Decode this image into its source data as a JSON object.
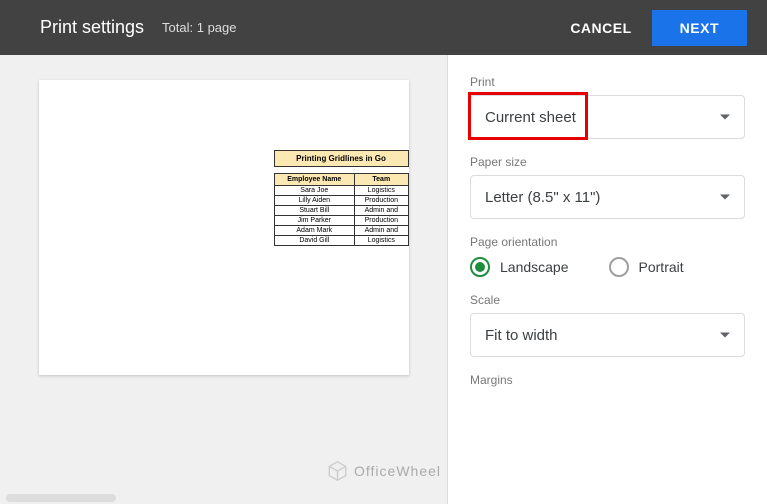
{
  "header": {
    "title": "Print settings",
    "subtitle": "Total: 1 page",
    "cancel": "CANCEL",
    "next": "NEXT"
  },
  "preview": {
    "sheet_title": "Printing Gridlines in Go",
    "columns": [
      "Employee Name",
      "Team"
    ],
    "rows": [
      [
        "Sara Joe",
        "Logistics"
      ],
      [
        "Lilly Aiden",
        "Production"
      ],
      [
        "Stuart Bill",
        "Admin and"
      ],
      [
        "Jim Parker",
        "Production"
      ],
      [
        "Adam Mark",
        "Admin and"
      ],
      [
        "David Gill",
        "Logistics"
      ]
    ]
  },
  "sidebar": {
    "print_label": "Print",
    "print_value": "Current sheet",
    "paper_label": "Paper size",
    "paper_value": "Letter (8.5\" x 11\")",
    "orientation_label": "Page orientation",
    "orientation_landscape": "Landscape",
    "orientation_portrait": "Portrait",
    "scale_label": "Scale",
    "scale_value": "Fit to width",
    "margins_label": "Margins"
  },
  "watermark": "OfficeWheel"
}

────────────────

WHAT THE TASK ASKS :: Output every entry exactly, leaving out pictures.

REPLY TO THE EXERCISE ::
Decode this image into its source data as a JSON object.
{
  "header": {
    "title": "Print settings",
    "subtitle": "Total: 1 page",
    "cancel": "CANCEL",
    "next": "NEXT"
  },
  "preview": {
    "sheet_title": "Printing Gridlines in Go",
    "columns": [
      "Employee Name",
      "Team"
    ],
    "rows": [
      [
        "Sara Joe",
        "Logistics"
      ],
      [
        "Lilly Aiden",
        "Production"
      ],
      [
        "Stuart Bill",
        "Admin and"
      ],
      [
        "Jim Parker",
        "Production"
      ],
      [
        "Adam Mark",
        "Admin and"
      ],
      [
        "David Gill",
        "Logistics"
      ]
    ]
  },
  "sidebar": {
    "print_label": "Print",
    "print_value": "Current sheet",
    "paper_label": "Paper size",
    "paper_value": "Letter (8.5\" x 11\")",
    "orientation_label": "Page orientation",
    "orientation_landscape": "Landscape",
    "orientation_portrait": "Portrait",
    "scale_label": "Scale",
    "scale_value": "Fit to width",
    "margins_label": "Margins"
  },
  "watermark": "OfficeWheel"
}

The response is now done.